See our recap of December's key statistics and market commentary below.
The S&P 500 continues its record streak of positive monthly returns to 14. The index was positive by 1.11 percent during December.
The S&P 500 gained 6.64 percent in the fourth quarter of 2017. This represents the strongest quarterly return seen for the index since the fourth quarter of 2015.
The spread, or difference, betwen the yields on 10 year and 2 year U. S. Treasury securities fell to 52 by the end of Decmeber. The closing of this gap has been an accurate predictor of U.S. recessions for decades.
Welcome to 2018, readers. We at ACG hope that you had a nice holiday season and that you look forward to the coming year with as much enthusiasm as we do. From an investor’s perspective, 2017 will be tough to beat, though it’s our opinion that conditions at home and abroad set the stage for another year of positive returns.
We recapped most of 2017 in last month’s newsletter, and much of December followed those same storylines with the exception of one key development: The U.S. passed the largest overhaul to the tax code since Ronald Regan’s administration. Easily the most significant aspect of the new tax bill is the massive cut to the corporate tax rate from 35 percent to 21 percent. This lower rate will directly impact the earnings of publicly traded stocks, which in turn provides a case for continued bullishness in the domestic stock market. According to FactSet as of December 22, the estimated earnings growth for the S&P 500 in 2018 is 11.8 percent. Earnings growth is a key driver of stock returns because the more that the earnings of a company grows, the higher that company’s stock price can rise without being considered too overvalued.
Corporate earnings aren’t the only strong point of the U.S. economy, either. The consumer also appears strong heading into 2018. The last reading of the Consumer Sentiment Survey came in at 98.5, admittedly a drop from October’s 100.7 reading but still representative of an optimistic outlook. And while sentiment doesn’t always translate into actions, it appears to in this case: Mastercard recently estimated that shoppers spent over $800 billion during the holiday season, which would be an all-time record for the U.S. With the labor market continuing to strengthen and inflation in check, it is not surprising to see consumers doing so well.
What will be interesting to see in 2018 is, if the U.S. markets see strong positive returns, will those returns be enjoyed by all sectors? This wasn’t the case in 2017. The dispersion between the best performing sector of the S&P 500 and the worst performing sector was over 40 percent (Tech stocks were up 38.83 percent while Telecom stocks lost 1.25 percent). This was the largest dispersion since 2009, when the Tech sector outperformed the Telecom sector by nearly 53 percent. The forecasted earnings by sector suggest a similar story playing out in 2018 with Energy and Materials expected to grow above the average and Utilities and Telecom sectors lagging again.
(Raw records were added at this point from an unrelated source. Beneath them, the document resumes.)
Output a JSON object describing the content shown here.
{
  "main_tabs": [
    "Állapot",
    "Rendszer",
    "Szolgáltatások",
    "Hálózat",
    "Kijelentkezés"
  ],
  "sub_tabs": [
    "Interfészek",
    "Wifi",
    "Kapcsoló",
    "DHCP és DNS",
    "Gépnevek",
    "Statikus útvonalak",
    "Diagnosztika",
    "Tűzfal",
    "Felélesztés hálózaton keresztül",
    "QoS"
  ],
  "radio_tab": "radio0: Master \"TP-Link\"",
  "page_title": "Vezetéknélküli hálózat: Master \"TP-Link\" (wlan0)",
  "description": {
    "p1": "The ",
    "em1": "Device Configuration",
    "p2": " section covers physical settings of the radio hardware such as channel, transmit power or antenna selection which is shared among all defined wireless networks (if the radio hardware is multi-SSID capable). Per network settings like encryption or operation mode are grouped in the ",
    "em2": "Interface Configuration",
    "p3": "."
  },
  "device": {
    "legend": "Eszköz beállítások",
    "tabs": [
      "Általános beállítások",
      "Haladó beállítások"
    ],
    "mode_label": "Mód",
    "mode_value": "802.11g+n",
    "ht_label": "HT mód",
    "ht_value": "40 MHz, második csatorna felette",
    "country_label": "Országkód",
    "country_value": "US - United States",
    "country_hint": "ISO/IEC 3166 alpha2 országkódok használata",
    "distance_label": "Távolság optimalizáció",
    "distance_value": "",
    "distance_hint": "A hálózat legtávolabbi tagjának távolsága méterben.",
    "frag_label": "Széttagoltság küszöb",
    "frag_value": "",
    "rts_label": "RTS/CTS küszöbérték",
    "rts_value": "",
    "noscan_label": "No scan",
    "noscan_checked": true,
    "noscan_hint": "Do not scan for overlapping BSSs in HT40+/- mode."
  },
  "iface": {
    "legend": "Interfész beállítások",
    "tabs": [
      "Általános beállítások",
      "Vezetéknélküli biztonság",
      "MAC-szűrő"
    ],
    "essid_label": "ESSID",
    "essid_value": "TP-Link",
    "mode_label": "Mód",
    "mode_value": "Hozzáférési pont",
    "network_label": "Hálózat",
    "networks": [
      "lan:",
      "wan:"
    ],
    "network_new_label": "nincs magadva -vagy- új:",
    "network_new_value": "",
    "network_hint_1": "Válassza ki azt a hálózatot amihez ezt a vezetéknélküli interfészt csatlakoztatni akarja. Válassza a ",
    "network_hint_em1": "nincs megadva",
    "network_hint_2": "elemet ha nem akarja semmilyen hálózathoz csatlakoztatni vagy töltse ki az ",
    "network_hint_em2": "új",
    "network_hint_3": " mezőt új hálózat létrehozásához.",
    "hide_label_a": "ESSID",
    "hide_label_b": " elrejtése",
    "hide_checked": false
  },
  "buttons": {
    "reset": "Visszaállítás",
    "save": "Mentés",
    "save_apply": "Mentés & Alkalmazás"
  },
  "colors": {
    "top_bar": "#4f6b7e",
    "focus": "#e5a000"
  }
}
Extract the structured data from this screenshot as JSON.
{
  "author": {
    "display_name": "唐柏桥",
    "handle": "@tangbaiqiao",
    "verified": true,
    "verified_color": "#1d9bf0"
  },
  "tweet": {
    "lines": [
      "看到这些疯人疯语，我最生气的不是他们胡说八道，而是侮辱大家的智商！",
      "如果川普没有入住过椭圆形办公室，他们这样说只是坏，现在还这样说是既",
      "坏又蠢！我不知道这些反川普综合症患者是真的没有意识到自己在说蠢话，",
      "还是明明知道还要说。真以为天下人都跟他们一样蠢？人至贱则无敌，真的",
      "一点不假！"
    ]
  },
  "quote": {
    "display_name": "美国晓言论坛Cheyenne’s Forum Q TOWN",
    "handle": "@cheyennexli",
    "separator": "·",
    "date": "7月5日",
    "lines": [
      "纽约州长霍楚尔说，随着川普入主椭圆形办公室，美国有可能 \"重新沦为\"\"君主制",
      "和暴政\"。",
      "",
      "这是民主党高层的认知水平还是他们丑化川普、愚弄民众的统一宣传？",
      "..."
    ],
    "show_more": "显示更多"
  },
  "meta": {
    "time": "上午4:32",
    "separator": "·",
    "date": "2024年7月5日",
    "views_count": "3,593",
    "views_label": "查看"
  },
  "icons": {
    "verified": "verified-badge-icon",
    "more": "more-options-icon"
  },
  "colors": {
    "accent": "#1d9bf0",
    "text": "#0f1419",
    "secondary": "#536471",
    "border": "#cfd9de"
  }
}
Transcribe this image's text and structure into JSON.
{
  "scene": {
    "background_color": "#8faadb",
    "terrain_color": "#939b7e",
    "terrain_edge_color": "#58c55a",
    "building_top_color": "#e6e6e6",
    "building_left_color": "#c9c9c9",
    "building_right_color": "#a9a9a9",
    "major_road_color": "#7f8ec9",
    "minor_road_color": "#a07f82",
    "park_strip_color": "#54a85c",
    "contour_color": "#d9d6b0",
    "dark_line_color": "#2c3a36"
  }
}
Despite the rosy outlook heading into 2018, don’t be surprised to see volatility tick up. There are a number of reasons to expect higher volatility this coming year, not only generally speaking but more specifically in January. One driver of volatility in January may be a tax effect. There will likely be many investors who have been waiting for January to sell appreciated positions so as to defer their tax bill for another year. One investor doing this is unlikely to move markets, but when aggregated across individuals and institutions around the world it could very well depress prices. Another reason you can expect more volatility is reversion to the mean—which is just a fancy way of saying that volatility in 2017 was drastically lower than the historical average and it would be abnormal for it to continue.
From our perspective, the markets are in as “Goldilocks” of an environment as can be expected. It’s difficult to forecast how long these conditions will last, but it’s easier to assert that they’re not likely to get any better. The Fed is sending interest rates in only one direction—up. The difference between the yield on 10 year and 2 year Treasury securities compressed from 58 basis points to 52 basis points during the month of December; each of the last five times this indicator has gone below zero, recession has followed. Inflation, whether it increases or decreases from here, could potentially give cause for the markets to spook. Geopolitical tensions do not appear to be relaxing. No one can say what the breaking point of these directional trends will be, or when those points will arrive, but history tells us that such a time is inevitable. As we kick off 2018 we encourage you to adjust your portfolio as needed if your goals or time horizon have changed.